A massive iron gate slides aside. Beyond it, rows of grimy, barred windows tower above a grey courtyard. Old blankets drape as sun-shields over some, drying clothes hang from others, and a lone hand waves from a grilled window. Christ can still be found here, in Lebanon’s biggest prison described as a “graveyard for the living” by local press.
SAT-7 ARABIC’s You Are Not Alone program recently the Roumieh prison. It is a decaying facility that sometimes holds three times its intended capacity of 1,050 inmates and, since Lebanon’s economic collapse, has been starved of needed funding.
This is one of three episodes that presenter Sirene Semerdjian has dedicated to hear the stories of offenders and ex-prisoners. Another episode visits Barbar El Kazan women’s prison and hears three inmate’s stories of struggle and faith. The third is a studio episode featuring a pastor who sees lives changed in jail and an ex-prisoner who found Christ but whose freedom is limited by the discrimination he faces outside.
Sirene notes how Lebanese people generally have a judgmental, uncaring attitude towards prisoners, but she had two aims in making these episodes.
One was to bring “a true, real, and raw message from prisoners who killed and did the worst crimes you can think of but now they are remorseful, and a lot of them came to Christ inside the prison. We wanted to say that even if this person committed the worst act ever, they deserve a second chance. While they are in prison, they should be given a respectful life.
“Also, we wanted to share with the viewers to never lose hope; even in the darkest place, you could always start over,” Sirene says.
A number of prisoners in Roumieh expressed how this had become true for them. One, who has spent five years in prison for drug dealing and who chose to remain anonymous, said. “Yes, I regret what I did because I wronged myself and those around me. I also regret what I did because I made God unhappy with my wrong ways. Yet, He is with me and shows me my wrongs.”
He thanked God for weekly Christian meetings taken by volunteers who visit and said his faith had helped him to “learn discipline and love.”
Shafik, who was also jailed for drug offenses, said that losing his freedom set him thinking about the things of real value in his life – the things I did, the things I lost, the people who came to visit me and those who didn’t. Only my family came; those who pushed me into drug dealing never came.”
The weekly church meeting also had a life-changing impact on him. Despite being confined within prison walls, he said, “The best thing about it is that I feel free inside. I am totally free. I don’t care about the walls. I am free in Jesus. I am free from all material and worldly things.” he smiled.
Fawzy has served nine years of a 30-year sentence for killing someone. As he spoke to Sirene, he held a poetry book he had written and explained how writing gives him a sense of purpose.

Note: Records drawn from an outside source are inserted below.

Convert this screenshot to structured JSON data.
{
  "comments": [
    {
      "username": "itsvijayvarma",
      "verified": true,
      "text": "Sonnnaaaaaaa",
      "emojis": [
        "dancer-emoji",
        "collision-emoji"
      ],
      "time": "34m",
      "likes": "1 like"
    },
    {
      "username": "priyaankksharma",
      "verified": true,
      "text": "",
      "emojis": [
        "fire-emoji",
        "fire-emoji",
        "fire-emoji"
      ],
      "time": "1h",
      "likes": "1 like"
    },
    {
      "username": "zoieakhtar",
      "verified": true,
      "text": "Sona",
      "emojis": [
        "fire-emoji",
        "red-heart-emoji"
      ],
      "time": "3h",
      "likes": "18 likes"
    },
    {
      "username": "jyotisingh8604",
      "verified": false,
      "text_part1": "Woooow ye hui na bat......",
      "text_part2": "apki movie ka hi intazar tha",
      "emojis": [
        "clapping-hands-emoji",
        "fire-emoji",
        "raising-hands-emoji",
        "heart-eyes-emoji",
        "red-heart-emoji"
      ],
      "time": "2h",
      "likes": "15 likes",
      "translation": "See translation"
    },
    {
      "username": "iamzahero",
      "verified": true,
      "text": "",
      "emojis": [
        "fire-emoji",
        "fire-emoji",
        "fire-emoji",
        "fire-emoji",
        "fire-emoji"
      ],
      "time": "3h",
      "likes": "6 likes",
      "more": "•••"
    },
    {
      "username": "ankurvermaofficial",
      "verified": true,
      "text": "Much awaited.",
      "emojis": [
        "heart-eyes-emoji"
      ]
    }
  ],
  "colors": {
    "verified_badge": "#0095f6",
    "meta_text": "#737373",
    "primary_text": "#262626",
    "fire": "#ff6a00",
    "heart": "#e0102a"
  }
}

“I wrote this book to prove that I exist, as opposed to the mainstream thought that once a person is imprisoned, they are gone. I wanted to prove that I can do something in a place where it is impossible for a person to do anything of value. I wanted to prove myself as a human.
Asked how he keeps hope alive with such a long prison sentence, he said, “One must have confidence in oneself, but the best motivation to continue and remain hopeful is the relationship between man and God.”
Like Fawzy, Emad has found ways of using his abilities positively – for himself and for others. “Because I am a graduate of the University of Lebanon, I convinced the prison management to allow a hall to be used to alleviate illiteracy. I teach Arabic and Spanish, and my colleague teaches English. Three hundred people graduated.”
In his five years in Roumieh from drug offences, Emad has been prolific. He has written a book about teaching adults, two books about his own and another inmate’s time in prison, and he has penned 160 songs and poems.
A question Sirene asked each man in Roumieh was, “What is your message to viewers?” Emad’s advice was clear: “Everyone must work on themselves, discover their abilities. Don’t do wrong.”
Like other prisoners, he admitted that the isolation and conditions of prison life can be “damaging to the soul.” Nevertheless, he said, “I feel alone when everyone leaves me, but God never does.”
Pain of Rejection
Abdullah, jailed for selling stolen vehicles, stressed the pain of rejection by people he used to know who no longer answer his phone calls. Asked what he missed most, he replied, “I miss my son whose birthday is tomorrow. His name is Jihad. I will miss his birthday, but I hope I don’t miss the next one. We talk on the phone.”
“I have felt lonely ever since I came here,” he says thoughtfully. “But now I feel that Jesus is with me. He helps and supports me.”
Before the episode ended, a number of men shared their feelings anonymously – feelings of regret at their own actions, at time wasted, and anger at their inadequate treatment. “No one feels our pain or hears our cries,” one said.
But, as the men returned to their cells and the You Are Not Alone camera once again panned around the windows over the courtyard, thousands of viewers were able to reflect. They had heard the voices of people their society has shut away, glimpsed their humanity, and seen their potential.
Would you pray with us, that viewers will be inspired by these episodes and see that God’s love can remake any life – theirs, yours, and those detained behind prison walls?